In 1970, to cite just one of many numbers proving the point, nearly seven in 10 25-year-olds were married; by 2000, only one-third had reached that milestone… In 1974 there were 400,000 weddings in Catholic Parishes in the USA. In 2004 there were 199,000 weddings. Cut more than in half and it has dropped like a rock since.

It’s been an almost universal rule of civilization that girls became women simply by reaching physical maturity, but boys had to pass a test. They needed to demonstrate courage, physical prowess or mastery of the necessary skills. The goal was to prove their competence as protectors and providers. Today, however, with women moving ahead in our advanced economy, husbands and fathers are now optional, and the qualities of character men once needed to play their roles—fortitude, stoicism, courage, fidelity—are obsolete, even a little embarrassing.

George Guilder made this same point in a landmark Book Men and Marriage. Ms. Hymowitz does a remarkable job in just two sentences of describing the remarkable toll the break down of the family has had on men. Along with expansive (Mommy State) government usurping a provider role and the general feminization of culture, men are in a cauldron of confusion and obsolescence, a kind of perfect storm.

Today’s pre-adult male is like an actor in a drama in which he only knows what he shouldn’t say. He has to compete in a fierce job market, but he can’t act too bossy or self-confident. He should be sensitive but not paternalistic, smart but not cocky….

Why should they grow up? No one needs them anyway. There’s nothing they have to do. They might as well just have another beer. Wow.

The full article is here: WSJ: Where have the Good Men Gone?

The article is  Adapted from “Manning Up: How the Rise of Women Has Turned Men Into Boys” by Kay S. Hymowitz, to be published by Basic Books on March 1. Copyright © by Kay S. Hymowitz. Printed by arrangement with Basic Books Kay Hymowitz, Wall Street Journal 
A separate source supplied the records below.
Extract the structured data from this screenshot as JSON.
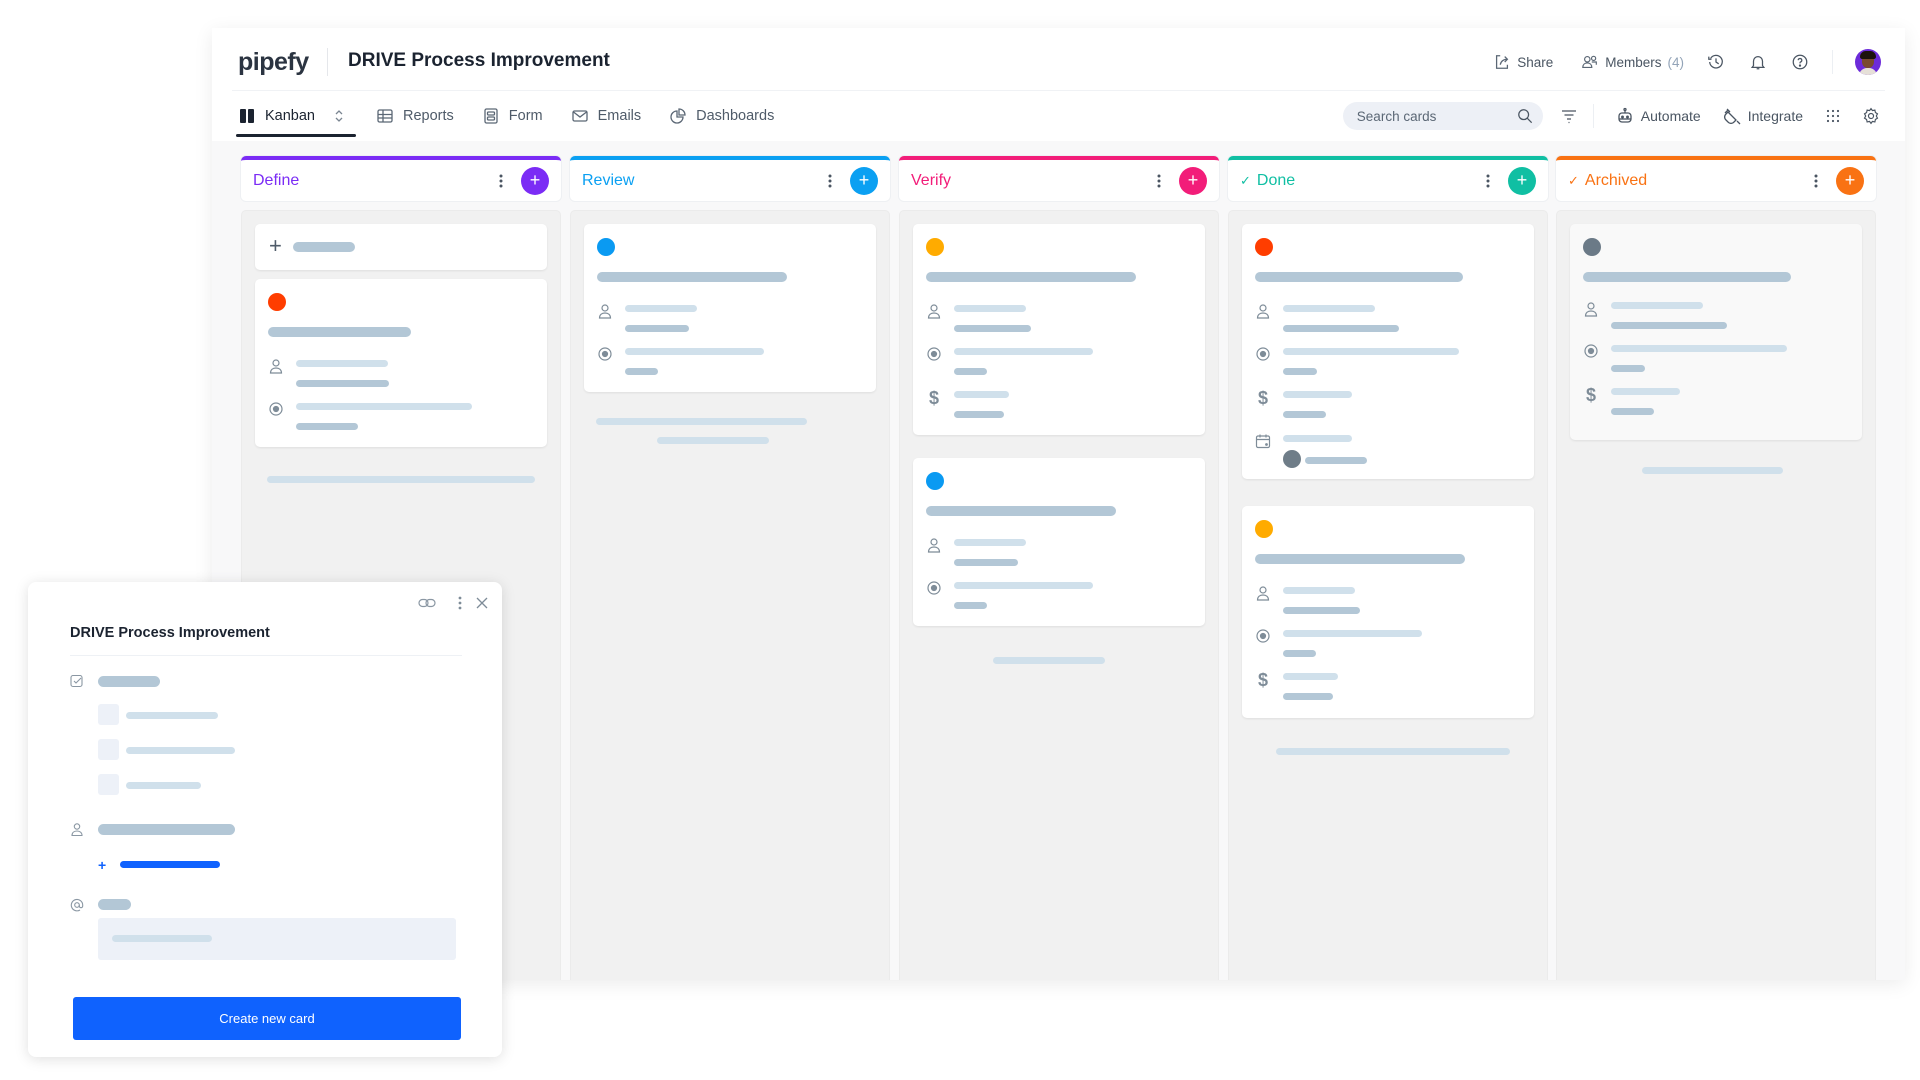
{
  "header": {
    "logo": "pipefy",
    "title": "DRIVE Process Improvement",
    "share_label": "Share",
    "members_label": "Members",
    "members_count": "(4)",
    "icons": [
      "history-icon",
      "bell-icon",
      "help-icon"
    ],
    "avatar": "user-avatar"
  },
  "tabs": [
    {
      "label": "Kanban",
      "icon": "kanban-icon",
      "active": true
    },
    {
      "label": "Reports",
      "icon": "table-icon",
      "active": false
    },
    {
      "label": "Form",
      "icon": "form-icon",
      "active": false
    },
    {
      "label": "Emails",
      "icon": "mail-icon",
      "active": false
    },
    {
      "label": "Dashboards",
      "icon": "pie-chart-icon",
      "active": false
    }
  ],
  "toolbar": {
    "search_placeholder": "Search cards",
    "automate_label": "Automate",
    "integrate_label": "Integrate"
  },
  "columns": [
    {
      "title": "Define",
      "color": "#7b2cf5",
      "done_check": false
    },
    {
      "title": "Review",
      "color": "#0ba0f2",
      "done_check": false
    },
    {
      "title": "Verify",
      "color": "#f21d79",
      "done_check": false
    },
    {
      "title": "Done",
      "color": "#10bfa3",
      "done_check": true
    },
    {
      "title": "Archived",
      "color": "#f97213",
      "done_check": true
    }
  ],
  "card_colors": {
    "red": "#ff3d00",
    "blue": "#0a9af2",
    "amber": "#ffab00",
    "gray": "#6b7a87"
  },
  "modal": {
    "title": "DRIVE Process Improvement",
    "create_button": "Create new card",
    "icons": [
      "link-icon",
      "more-vertical-icon",
      "close-icon"
    ]
  },
  "glyphs": {
    "plus": "+",
    "check": "✓",
    "dollar": "$",
    "close": "×"
  }
}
I realize both Ms Hymnowitz’s remarks and mine too are not without controversy, especially my remarks about the feminizing of culture. I saying this I do not mean to say there is no value in femininity, only that things have gone out of balance for men....